I am an authorised signatory to my company’s corporate bank account. I happen to hold my personal bank account at the same institution, and thus I have two different key cards from the same bank. Technically, when I bank on behalf of my company, I exercise a different identity than when I bank for myself, even if I am in the same branch or at the same ATM. There is no “federation” between my corporate and personal identities; it is not even sensible to think in terms of my personal identity “plus” my corporate attributes when I am conducting business banking. After all, so much corporate law concerns separating the identity of a company’s people from the company itself. And I think this is more than a technicality too because I truly feel like a different person when I’m conducting Lockstep banking compared to personal banking. I think it’s because I am two different people.
Kim Cameron’s seminal Laws of Identity deliberately promoted the plurality of identity. Cameron included a fresh definition of digital identity as “a set of claims made by one digital subject about itself or another digital subject”. He knew that this relativist definition might be unfamiliar, admitting that it “does not jive with some widely held beliefs – for example that within a given context, identities have to be unique”.

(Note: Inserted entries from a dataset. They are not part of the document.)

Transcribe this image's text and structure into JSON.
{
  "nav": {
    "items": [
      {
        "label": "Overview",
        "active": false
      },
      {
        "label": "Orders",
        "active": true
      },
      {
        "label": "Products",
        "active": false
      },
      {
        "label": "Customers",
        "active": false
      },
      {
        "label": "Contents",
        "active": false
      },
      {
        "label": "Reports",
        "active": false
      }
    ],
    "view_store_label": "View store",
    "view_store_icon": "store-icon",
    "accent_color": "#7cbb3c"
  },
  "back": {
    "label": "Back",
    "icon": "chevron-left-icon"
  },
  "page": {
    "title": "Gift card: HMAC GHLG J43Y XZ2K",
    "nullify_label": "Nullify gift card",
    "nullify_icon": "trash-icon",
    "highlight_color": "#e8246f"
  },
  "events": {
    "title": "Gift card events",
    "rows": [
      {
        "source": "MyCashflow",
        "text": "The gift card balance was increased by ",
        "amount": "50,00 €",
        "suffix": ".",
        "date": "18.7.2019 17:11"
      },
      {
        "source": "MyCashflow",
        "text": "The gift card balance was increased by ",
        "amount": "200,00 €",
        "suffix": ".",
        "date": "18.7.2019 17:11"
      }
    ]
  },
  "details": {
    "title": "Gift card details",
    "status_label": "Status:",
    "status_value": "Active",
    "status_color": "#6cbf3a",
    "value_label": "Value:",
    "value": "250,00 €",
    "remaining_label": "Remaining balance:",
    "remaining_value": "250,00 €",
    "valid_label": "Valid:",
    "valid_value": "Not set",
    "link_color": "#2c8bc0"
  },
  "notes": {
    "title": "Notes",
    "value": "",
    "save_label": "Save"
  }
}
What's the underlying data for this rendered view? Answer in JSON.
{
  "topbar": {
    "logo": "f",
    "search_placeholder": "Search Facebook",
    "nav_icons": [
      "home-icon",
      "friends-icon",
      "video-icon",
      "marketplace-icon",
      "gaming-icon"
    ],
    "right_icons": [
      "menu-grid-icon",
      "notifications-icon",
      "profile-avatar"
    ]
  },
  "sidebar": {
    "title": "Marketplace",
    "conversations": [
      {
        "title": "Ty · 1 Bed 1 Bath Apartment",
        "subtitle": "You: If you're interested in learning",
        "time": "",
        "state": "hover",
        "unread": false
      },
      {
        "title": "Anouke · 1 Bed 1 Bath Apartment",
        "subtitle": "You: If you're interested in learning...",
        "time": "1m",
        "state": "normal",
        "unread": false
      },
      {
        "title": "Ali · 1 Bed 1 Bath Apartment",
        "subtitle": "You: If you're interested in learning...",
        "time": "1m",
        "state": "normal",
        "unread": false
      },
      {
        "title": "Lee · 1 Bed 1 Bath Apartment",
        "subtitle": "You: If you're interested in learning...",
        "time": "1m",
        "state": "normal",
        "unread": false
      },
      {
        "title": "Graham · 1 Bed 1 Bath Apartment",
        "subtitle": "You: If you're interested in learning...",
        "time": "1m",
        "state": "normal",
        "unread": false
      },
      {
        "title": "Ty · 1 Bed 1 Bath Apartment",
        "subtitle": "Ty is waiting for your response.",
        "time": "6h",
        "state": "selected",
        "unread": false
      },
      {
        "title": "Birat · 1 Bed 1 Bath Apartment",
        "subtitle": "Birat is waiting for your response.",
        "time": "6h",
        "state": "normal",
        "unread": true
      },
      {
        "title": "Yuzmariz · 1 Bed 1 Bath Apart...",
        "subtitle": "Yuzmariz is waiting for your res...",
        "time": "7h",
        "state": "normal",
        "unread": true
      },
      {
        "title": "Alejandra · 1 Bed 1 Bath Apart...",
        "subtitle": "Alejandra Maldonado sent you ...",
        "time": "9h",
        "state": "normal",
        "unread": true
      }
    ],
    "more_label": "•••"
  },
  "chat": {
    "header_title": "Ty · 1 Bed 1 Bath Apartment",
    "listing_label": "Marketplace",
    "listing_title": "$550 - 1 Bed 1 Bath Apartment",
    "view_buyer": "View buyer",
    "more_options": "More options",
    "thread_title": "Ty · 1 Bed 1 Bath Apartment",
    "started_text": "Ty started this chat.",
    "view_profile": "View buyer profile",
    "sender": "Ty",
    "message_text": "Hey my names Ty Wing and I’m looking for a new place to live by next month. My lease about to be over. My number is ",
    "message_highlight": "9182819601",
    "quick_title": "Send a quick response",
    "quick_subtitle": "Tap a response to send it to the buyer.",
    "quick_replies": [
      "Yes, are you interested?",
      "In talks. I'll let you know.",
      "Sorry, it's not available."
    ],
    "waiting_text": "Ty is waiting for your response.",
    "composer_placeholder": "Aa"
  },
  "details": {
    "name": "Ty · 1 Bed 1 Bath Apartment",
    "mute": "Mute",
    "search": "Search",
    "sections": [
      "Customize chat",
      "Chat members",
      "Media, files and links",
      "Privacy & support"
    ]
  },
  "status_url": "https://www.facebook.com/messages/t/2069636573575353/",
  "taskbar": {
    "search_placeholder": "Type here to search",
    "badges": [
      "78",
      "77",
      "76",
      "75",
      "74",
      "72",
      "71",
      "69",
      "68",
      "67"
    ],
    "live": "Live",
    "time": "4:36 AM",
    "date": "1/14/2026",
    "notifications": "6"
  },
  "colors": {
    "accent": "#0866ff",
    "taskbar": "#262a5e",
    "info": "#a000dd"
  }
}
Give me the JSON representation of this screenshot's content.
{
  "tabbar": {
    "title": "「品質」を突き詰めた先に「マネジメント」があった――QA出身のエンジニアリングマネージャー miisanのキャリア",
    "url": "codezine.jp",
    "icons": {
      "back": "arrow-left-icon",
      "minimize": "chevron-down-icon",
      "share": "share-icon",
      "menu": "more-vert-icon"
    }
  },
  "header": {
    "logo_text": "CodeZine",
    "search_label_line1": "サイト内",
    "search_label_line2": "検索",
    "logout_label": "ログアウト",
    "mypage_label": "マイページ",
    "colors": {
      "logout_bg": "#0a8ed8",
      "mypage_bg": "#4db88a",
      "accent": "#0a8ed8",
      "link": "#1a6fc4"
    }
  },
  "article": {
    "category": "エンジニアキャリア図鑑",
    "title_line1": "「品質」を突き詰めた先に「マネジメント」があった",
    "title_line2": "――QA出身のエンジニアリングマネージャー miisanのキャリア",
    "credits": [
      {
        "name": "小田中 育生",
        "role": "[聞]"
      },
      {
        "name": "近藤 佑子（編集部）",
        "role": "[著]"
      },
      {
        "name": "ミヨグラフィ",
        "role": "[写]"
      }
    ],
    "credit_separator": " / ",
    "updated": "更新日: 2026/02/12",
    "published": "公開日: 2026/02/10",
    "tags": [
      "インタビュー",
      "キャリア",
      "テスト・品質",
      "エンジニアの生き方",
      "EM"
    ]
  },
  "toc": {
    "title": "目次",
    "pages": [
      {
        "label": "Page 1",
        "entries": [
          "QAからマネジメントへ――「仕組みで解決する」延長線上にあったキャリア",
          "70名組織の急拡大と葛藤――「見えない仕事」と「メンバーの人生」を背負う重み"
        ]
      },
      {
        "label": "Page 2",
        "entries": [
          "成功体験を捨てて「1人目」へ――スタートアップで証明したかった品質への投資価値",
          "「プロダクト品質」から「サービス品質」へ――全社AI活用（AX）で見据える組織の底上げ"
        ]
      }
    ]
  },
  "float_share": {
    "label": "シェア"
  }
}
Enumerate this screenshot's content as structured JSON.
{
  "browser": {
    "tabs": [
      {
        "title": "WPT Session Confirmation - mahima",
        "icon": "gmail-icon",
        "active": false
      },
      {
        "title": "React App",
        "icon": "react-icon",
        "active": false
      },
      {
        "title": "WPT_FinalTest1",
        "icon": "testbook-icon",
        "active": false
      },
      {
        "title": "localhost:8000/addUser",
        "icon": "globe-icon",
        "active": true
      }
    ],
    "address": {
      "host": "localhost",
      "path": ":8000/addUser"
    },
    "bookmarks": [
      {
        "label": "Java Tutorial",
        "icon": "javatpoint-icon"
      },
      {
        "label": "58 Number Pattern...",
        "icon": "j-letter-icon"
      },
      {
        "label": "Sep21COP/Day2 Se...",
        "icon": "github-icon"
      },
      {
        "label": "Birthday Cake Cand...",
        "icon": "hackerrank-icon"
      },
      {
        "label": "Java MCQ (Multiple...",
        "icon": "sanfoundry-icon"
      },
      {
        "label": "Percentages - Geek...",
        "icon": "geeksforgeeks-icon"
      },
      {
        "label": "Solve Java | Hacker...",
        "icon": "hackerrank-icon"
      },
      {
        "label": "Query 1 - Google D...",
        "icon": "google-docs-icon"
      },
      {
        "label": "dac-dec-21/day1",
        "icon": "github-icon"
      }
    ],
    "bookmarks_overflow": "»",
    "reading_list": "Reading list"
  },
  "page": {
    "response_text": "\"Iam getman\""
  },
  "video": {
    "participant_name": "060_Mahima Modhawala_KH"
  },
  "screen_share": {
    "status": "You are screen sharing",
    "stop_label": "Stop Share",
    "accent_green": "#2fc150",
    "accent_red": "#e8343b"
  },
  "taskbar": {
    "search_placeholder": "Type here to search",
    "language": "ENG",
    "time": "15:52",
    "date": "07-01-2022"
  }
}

That “widely held belief” seems to be a special product of the computer age. Before the advent of “Identity Management”, we lived happily in a world of plural identities. Each of us could be by turns a citizen, an employee, a chartered professional, a customer, a bank account holder, a credit cardholder, a patient, a club member, another club official, and so on. It was seemingly only after we started getting computer accounts that it occurred to people to think in terms of one “primary” identity threading a number of secondary roles. Conventional Access Control insists on a singular authentication of who I am, followed by multiple authorisations of what I am entitled to do. This principle was laid down by computer scientists in the 1970s.
The idea that we need to establish a true identity before granting access to particular services is unhelpful to many modern online services. Consider the importance of confidentiality in “apomediation” (where people seek medical information from non technical but “expert” patients) and online psychological counselling. Few will enrol in these important new patient-managed healthcare services if they have to identify themselves before providing an alias. Instead, participants in medical social networking will feel strongly that their avatars’ identities in and of themselves are real. Likewise, in virtual worlds and in role playing online games, it’s conventional wisdom that participants can adopt distinctly different personae compared to their workaday identities.
Despite the efforts of Kim Cameron and others, and despite the all-too-familiar experience of exercising a range of ids, the singular identity paradigm has proved hard to shake. In defiance of the plurality that features in the Laws of Identity, most federated identity formulations actually reuse identities across totally unrelated contexts, in order to conveniently hang multiple roles off the one identity.
The old paradigm also explains the surprisingly easy acceptance of biometrics. The very idea of biometric authentication plays straight into the world view that each user has one “true” identity. Yet these technologies are deeply problematic; in practice their accuracy is disappointing; worse, in the event a biometric is ever stolen, it’s impossible with any of today’s solutions to cancel and re-issue the identity. Biometrics’ overwhelming intuitive appeal must be based on an idea that what matters in all transactions is the biological person. But it’s not. In most real world transactions, the role is all that matters. Only rarely (such as when investigating fraud) do we go to the forensic extreme of knowing the person.
There are grave risks if we insist on the individual being bodily involved in routine transactions. It would make everything intrinsically linked, violating inherently and irreversibly the most fundamental privacy principle: Don’t collect personal information when it’s not required.
Why are so many people willing to embrace biometrics in spite of their risks and imperfections? It may be because we’ve been inadvertently seduced by the idea of a single identity.